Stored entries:
◆ ◆ ◆ ◆ ◆
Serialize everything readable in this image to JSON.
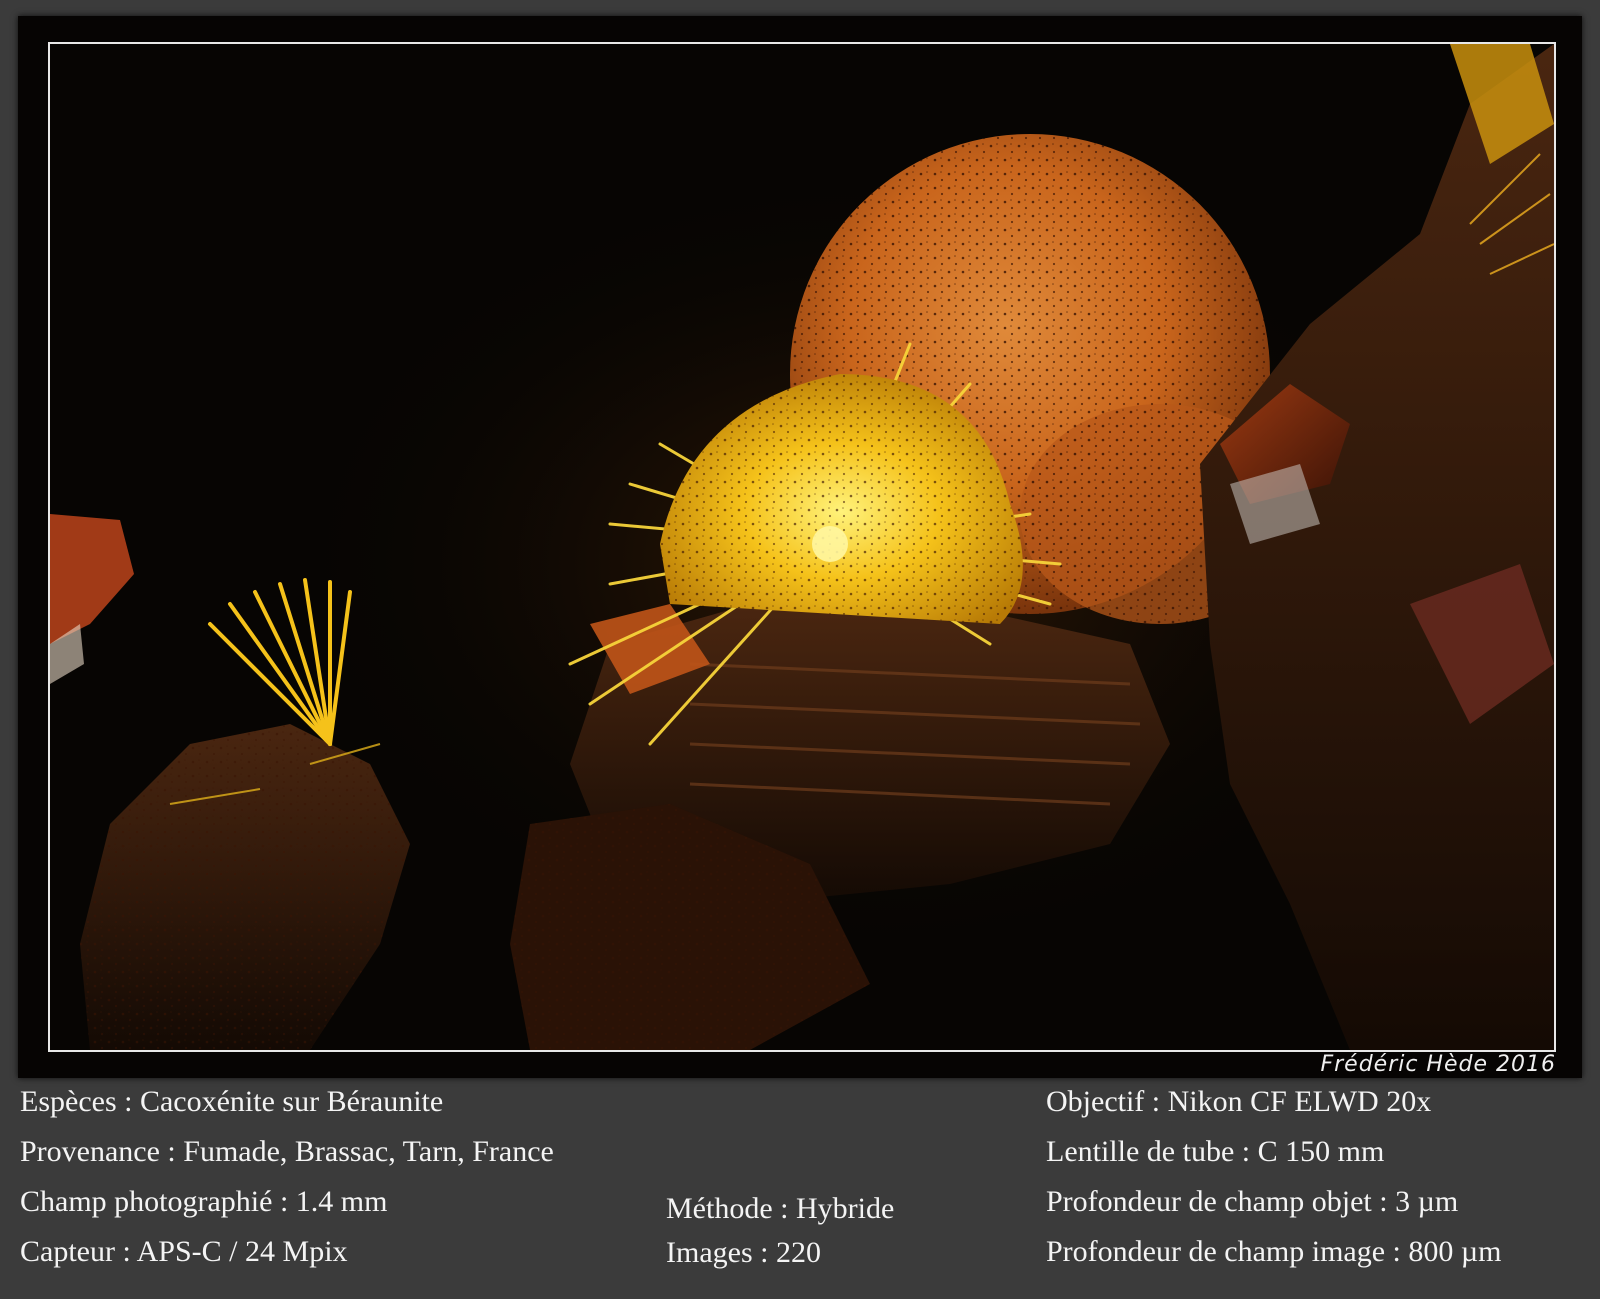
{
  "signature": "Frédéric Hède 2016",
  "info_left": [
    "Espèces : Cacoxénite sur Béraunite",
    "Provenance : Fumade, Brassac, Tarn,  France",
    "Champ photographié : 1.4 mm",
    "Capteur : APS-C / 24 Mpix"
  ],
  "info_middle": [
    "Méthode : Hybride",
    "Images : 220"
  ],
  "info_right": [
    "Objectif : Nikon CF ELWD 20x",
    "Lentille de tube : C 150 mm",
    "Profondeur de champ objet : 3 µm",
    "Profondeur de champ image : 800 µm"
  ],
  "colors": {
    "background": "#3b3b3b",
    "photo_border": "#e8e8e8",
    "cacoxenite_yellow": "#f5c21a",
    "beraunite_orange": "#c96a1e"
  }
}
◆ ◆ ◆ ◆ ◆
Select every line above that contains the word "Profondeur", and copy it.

* [SOLUTION FOR THIS EXERCISE]:
    "Profondeur de champ objet : 3 µm",
    "Profondeur de champ image : 800 µm"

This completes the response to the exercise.